|Algorithm||Scrypt||Upated: 18 years ago|
ScryptCoin Historical Data
ScryptCoin (SCRPT) Reviews & Critics
Money Matters: The Development of Money through the Ancient World. A four-part series that traces the development of economic systems in the ancient world ....
- So I suppose all the ppl complaining here about it being unwatchable or unintelligible are perfectly multi-lingual themselves.
- Hard to watch... too much staggered words...

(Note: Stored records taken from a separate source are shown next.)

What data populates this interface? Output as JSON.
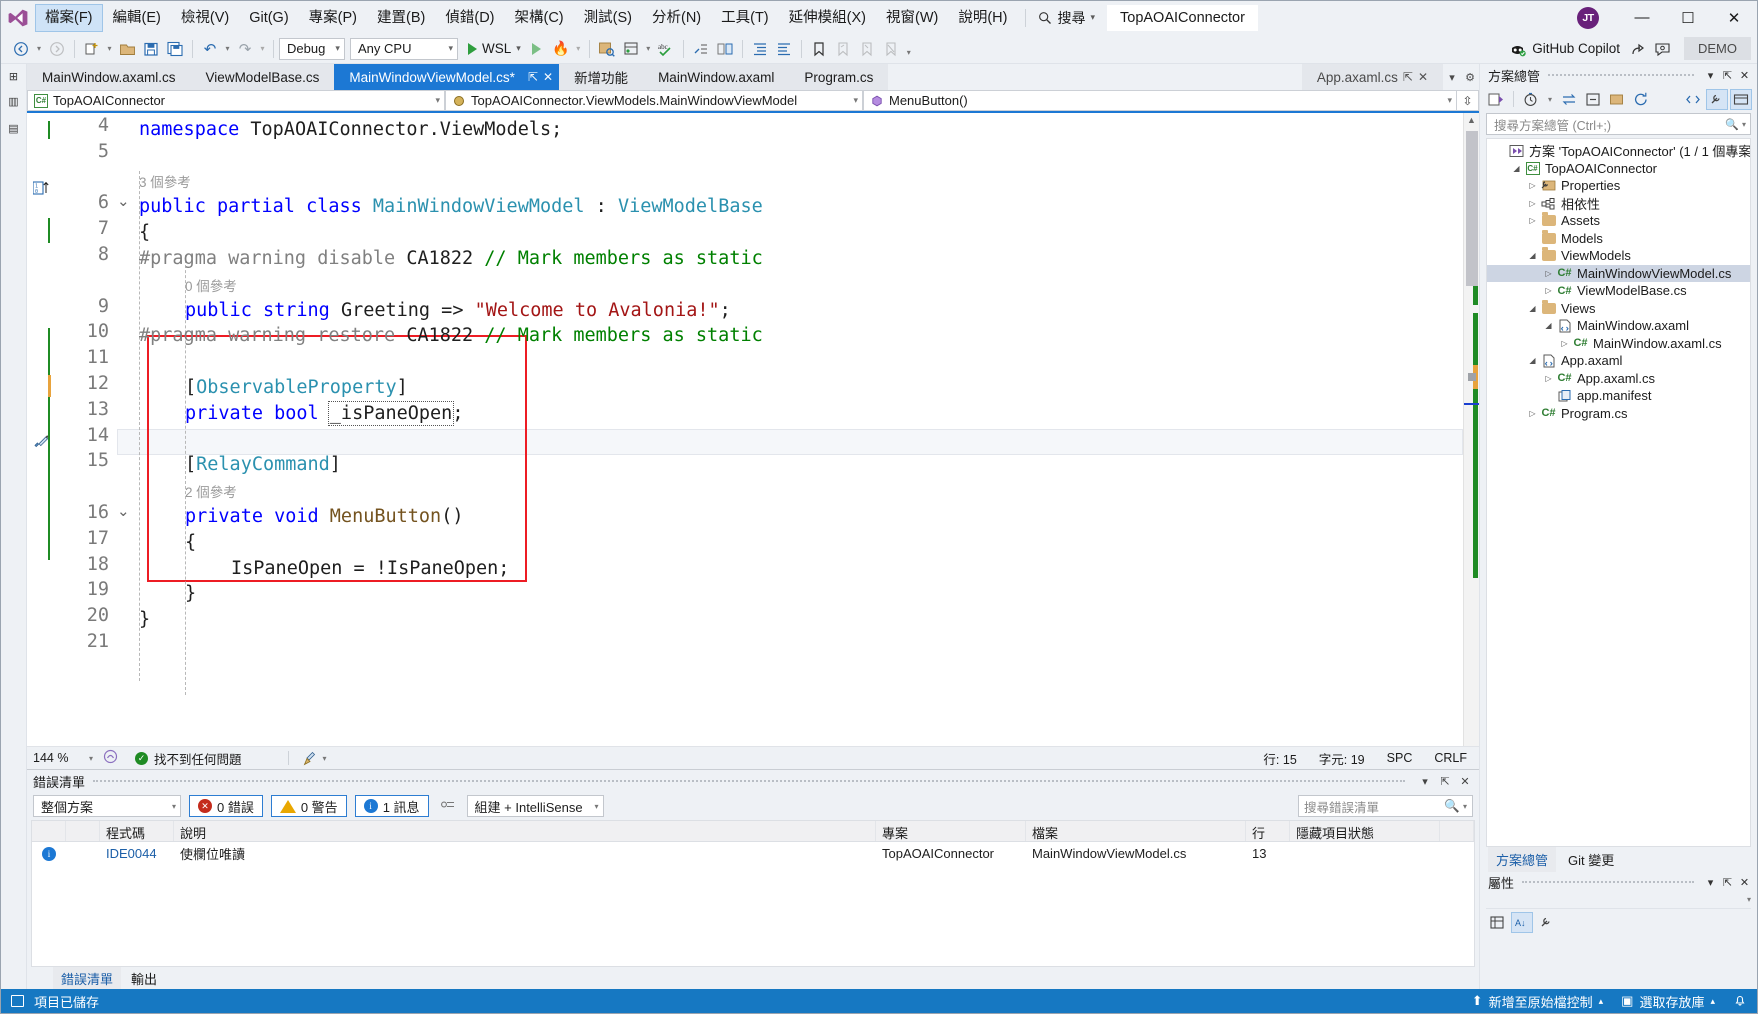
{
  "titlebar": {
    "menus": [
      {
        "label": "檔案(F)",
        "active": true
      },
      {
        "label": "編輯(E)",
        "active": false
      },
      {
        "label": "檢視(V)",
        "active": false
      },
      {
        "label": "Git(G)",
        "active": false
      },
      {
        "label": "專案(P)",
        "active": false
      },
      {
        "label": "建置(B)",
        "active": false
      },
      {
        "label": "偵錯(D)",
        "active": false
      },
      {
        "label": "架構(C)",
        "active": false
      },
      {
        "label": "測試(S)",
        "active": false
      },
      {
        "label": "分析(N)",
        "active": false
      },
      {
        "label": "工具(T)",
        "active": false
      },
      {
        "label": "延伸模組(X)",
        "active": false
      },
      {
        "label": "視窗(W)",
        "active": false
      },
      {
        "label": "說明(H)",
        "active": false
      }
    ],
    "search_label": "搜尋",
    "project_chip": "TopAOAIConnector",
    "avatar_initials": "JT",
    "minimize": "—",
    "maximize": "☐",
    "close": "✕"
  },
  "toolbar": {
    "config": "Debug",
    "platform": "Any CPU",
    "run_target": "WSL",
    "copilot_label": "GitHub Copilot",
    "demo_label": "DEMO"
  },
  "tabs": {
    "left": [
      {
        "label": "MainWindow.axaml.cs",
        "state": "inactive"
      },
      {
        "label": "ViewModelBase.cs",
        "state": "inactive"
      },
      {
        "label": "MainWindowViewModel.cs*",
        "state": "active"
      },
      {
        "label": "新增功能",
        "state": "inactive"
      },
      {
        "label": "MainWindow.axaml",
        "state": "inactive"
      },
      {
        "label": "Program.cs",
        "state": "inactive"
      }
    ],
    "right": [
      {
        "label": "App.axaml.cs",
        "state": "right"
      }
    ],
    "pin_glyph": "⇱",
    "close_glyph": "✕",
    "overflow_glyph": "▾",
    "settings_glyph": "⚙"
  },
  "navbar": {
    "project": "TopAOAIConnector",
    "type": "TopAOAIConnector.ViewModels.MainWindowViewModel",
    "member": "MenuButton()",
    "split_glyph": "⇳"
  },
  "editor": {
    "lines": [
      {
        "num": "4",
        "segs": [
          {
            "t": "namespace ",
            "c": "kw"
          },
          {
            "t": "TopAOAIConnector.ViewModels;",
            "c": "plain"
          }
        ]
      },
      {
        "num": "5",
        "segs": []
      },
      {
        "num": "",
        "codelens": "3 個參考"
      },
      {
        "num": "6",
        "fold": "v",
        "segs": [
          {
            "t": "public partial class ",
            "c": "kw"
          },
          {
            "t": "MainWindowViewModel",
            "c": "typ"
          },
          {
            "t": " : ",
            "c": "plain"
          },
          {
            "t": "ViewModelBase",
            "c": "typ"
          }
        ]
      },
      {
        "num": "7",
        "segs": [
          {
            "t": "{",
            "c": "plain"
          }
        ]
      },
      {
        "num": "8",
        "segs": [
          {
            "t": "#pragma warning disable ",
            "c": "pp"
          },
          {
            "t": "CA1822 ",
            "c": "plain"
          },
          {
            "t": "// Mark members as static",
            "c": "cmt"
          }
        ]
      },
      {
        "num": "",
        "codelens": "0 個參考",
        "indent": 1
      },
      {
        "num": "9",
        "segs": [
          {
            "t": "public string ",
            "c": "kw"
          },
          {
            "t": "Greeting => ",
            "c": "plain"
          },
          {
            "t": "\"Welcome to Avalonia!\"",
            "c": "str"
          },
          {
            "t": ";",
            "c": "plain"
          }
        ],
        "indent": 1
      },
      {
        "num": "10",
        "segs": [
          {
            "t": "#pragma warning restore ",
            "c": "pp"
          },
          {
            "t": "CA1822 ",
            "c": "plain"
          },
          {
            "t": "// Mark members as static",
            "c": "cmt"
          }
        ]
      },
      {
        "num": "11",
        "segs": []
      },
      {
        "num": "12",
        "segs": [
          {
            "t": "[",
            "c": "plain"
          },
          {
            "t": "ObservableProperty",
            "c": "typ"
          },
          {
            "t": "]",
            "c": "plain"
          }
        ],
        "indent": 1
      },
      {
        "num": "13",
        "segs": [
          {
            "t": "private bool ",
            "c": "kw"
          },
          {
            "t": "_isPaneOpen",
            "c": "plain",
            "boxed": true
          },
          {
            "t": ";",
            "c": "plain"
          }
        ],
        "indent": 1
      },
      {
        "num": "14",
        "segs": []
      },
      {
        "num": "15",
        "segs": [
          {
            "t": "[",
            "c": "plain"
          },
          {
            "t": "RelayCommand",
            "c": "typ"
          },
          {
            "t": "]",
            "c": "plain"
          }
        ],
        "indent": 1,
        "highlight": true
      },
      {
        "num": "",
        "codelens": "2 個參考",
        "indent": 1
      },
      {
        "num": "16",
        "fold": "v",
        "segs": [
          {
            "t": "private void ",
            "c": "kw"
          },
          {
            "t": "MenuButton",
            "c": "meth"
          },
          {
            "t": "()",
            "c": "plain"
          }
        ],
        "indent": 1
      },
      {
        "num": "17",
        "segs": [
          {
            "t": "{",
            "c": "plain"
          }
        ],
        "indent": 1
      },
      {
        "num": "18",
        "segs": [
          {
            "t": "IsPaneOpen = !IsPaneOpen;",
            "c": "plain"
          }
        ],
        "indent": 2
      },
      {
        "num": "19",
        "segs": [
          {
            "t": "}",
            "c": "plain"
          }
        ],
        "indent": 1
      },
      {
        "num": "20",
        "segs": [
          {
            "t": "}",
            "c": "plain"
          }
        ]
      },
      {
        "num": "21",
        "segs": []
      }
    ],
    "zoom": "144 %",
    "problems": "找不到任何問題",
    "row_label": "行: 15",
    "col_label": "字元: 19",
    "spaces_label": "SPC",
    "eol_label": "CRLF"
  },
  "errorlist": {
    "title": "錯誤清單",
    "scope": "整個方案",
    "errors_chip": "0 錯誤",
    "warnings_chip": "0 警告",
    "messages_chip": "1 訊息",
    "filter": "組建 + IntelliSense",
    "search_placeholder": "搜尋錯誤清單",
    "columns": [
      "",
      "",
      "程式碼",
      "說明",
      "專案",
      "檔案",
      "行",
      "隱藏項目狀態",
      "",
      ""
    ],
    "rows": [
      {
        "icon": "i",
        "code": "IDE0044",
        "desc": "使欄位唯讀",
        "project": "TopAOAIConnector",
        "file": "MainWindowViewModel.cs",
        "line": "13",
        "state": "",
        "sup": "",
        "extra": ""
      }
    ],
    "tabs": [
      {
        "label": "錯誤清單",
        "active": true
      },
      {
        "label": "輸出",
        "active": false
      }
    ]
  },
  "solution_explorer": {
    "title": "方案總管",
    "search_placeholder": "搜尋方案總管 (Ctrl+;)",
    "tree": [
      {
        "depth": 0,
        "twisty": "",
        "icon": "solution",
        "label": "方案 'TopAOAIConnector' (1 / 1 個專案)",
        "selected": false
      },
      {
        "depth": 1,
        "twisty": "▲",
        "icon": "csproj",
        "label": "TopAOAIConnector",
        "selected": false
      },
      {
        "depth": 2,
        "twisty": "▶",
        "icon": "props",
        "label": "Properties",
        "selected": false
      },
      {
        "depth": 2,
        "twisty": "▶",
        "icon": "deps",
        "label": "相依性",
        "selected": false
      },
      {
        "depth": 2,
        "twisty": "▶",
        "icon": "folder",
        "label": "Assets",
        "selected": false
      },
      {
        "depth": 2,
        "twisty": "",
        "icon": "folder",
        "label": "Models",
        "selected": false
      },
      {
        "depth": 2,
        "twisty": "▲",
        "icon": "folder",
        "label": "ViewModels",
        "selected": false
      },
      {
        "depth": 3,
        "twisty": "▶",
        "icon": "cs",
        "label": "MainWindowViewModel.cs",
        "selected": true
      },
      {
        "depth": 3,
        "twisty": "▶",
        "icon": "cs",
        "label": "ViewModelBase.cs",
        "selected": false
      },
      {
        "depth": 2,
        "twisty": "▲",
        "icon": "folder",
        "label": "Views",
        "selected": false
      },
      {
        "depth": 3,
        "twisty": "▲",
        "icon": "axaml",
        "label": "MainWindow.axaml",
        "selected": false
      },
      {
        "depth": 4,
        "twisty": "▶",
        "icon": "cs",
        "label": "MainWindow.axaml.cs",
        "selected": false
      },
      {
        "depth": 2,
        "twisty": "▲",
        "icon": "axaml",
        "label": "App.axaml",
        "selected": false
      },
      {
        "depth": 3,
        "twisty": "▶",
        "icon": "cs",
        "label": "App.axaml.cs",
        "selected": false
      },
      {
        "depth": 3,
        "twisty": "",
        "icon": "manifest",
        "label": "app.manifest",
        "selected": false
      },
      {
        "depth": 2,
        "twisty": "▶",
        "icon": "cs",
        "label": "Program.cs",
        "selected": false
      }
    ],
    "dock_tabs": [
      {
        "label": "方案總管",
        "active": true
      },
      {
        "label": "Git 變更",
        "active": false
      }
    ]
  },
  "properties": {
    "title": "屬性"
  },
  "statusbar": {
    "message": "項目已儲存",
    "source_control": "新增至原始檔控制",
    "select_repo": "選取存放庫",
    "bell": "🔔"
  }
}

- I found most interesting that Gold and Silver coins issued by King Croesus of Lydia, are today called Croesids (see video at 38:39-39:35), and were adopted by the Persians who conquered his land (Cyrus conquered Sardis, Lydia by circa 540 BC, then he conquered Babylon circa 539 BC, setting free the Jews, allowing them to return to their Promised Land and rebuild Jerusalem and the Temple of Solomon as prophesized by Jeremiah and Isaiah) and that the Croesids were minted by the Persians until circa 515-513 BC when King Darius replaced the silver Croesids with Silver Siglos coins showing the Persian king running with a spear and bow in each hand, with an incuse reverse. Gold with the same design (running king with spear and bow) being called Darics, after King Darius. In 332 BC Alexander the Great conquered the Persian Empire and took the hoards of silver and gold found in the capital of Persepolis and made all of it into Greek tetradrachmas (tetra + four) and drachmas bearing the image of Hercules on the obverse and a seated Zeus on the reverse with Alexander's name. I just bought a silver Croesid on ebay a few months ago (October of 2017) in _very fine_ condition for $485.00, showing the heads of a lion and bull confronting each other, with an incuse reverse (3.64 grams, 1/2 Stater). A cheap price to pay, if you ask me, for a lovely specimen of the world's earliest known coinage! I have been collecting coins since 1960 and am aged 74 years. The Persian silver Siglos sells for around $50 to $150 depending on condition, while a gold Daric sells for around $2,000.00.
- Excellent, well researched presentation.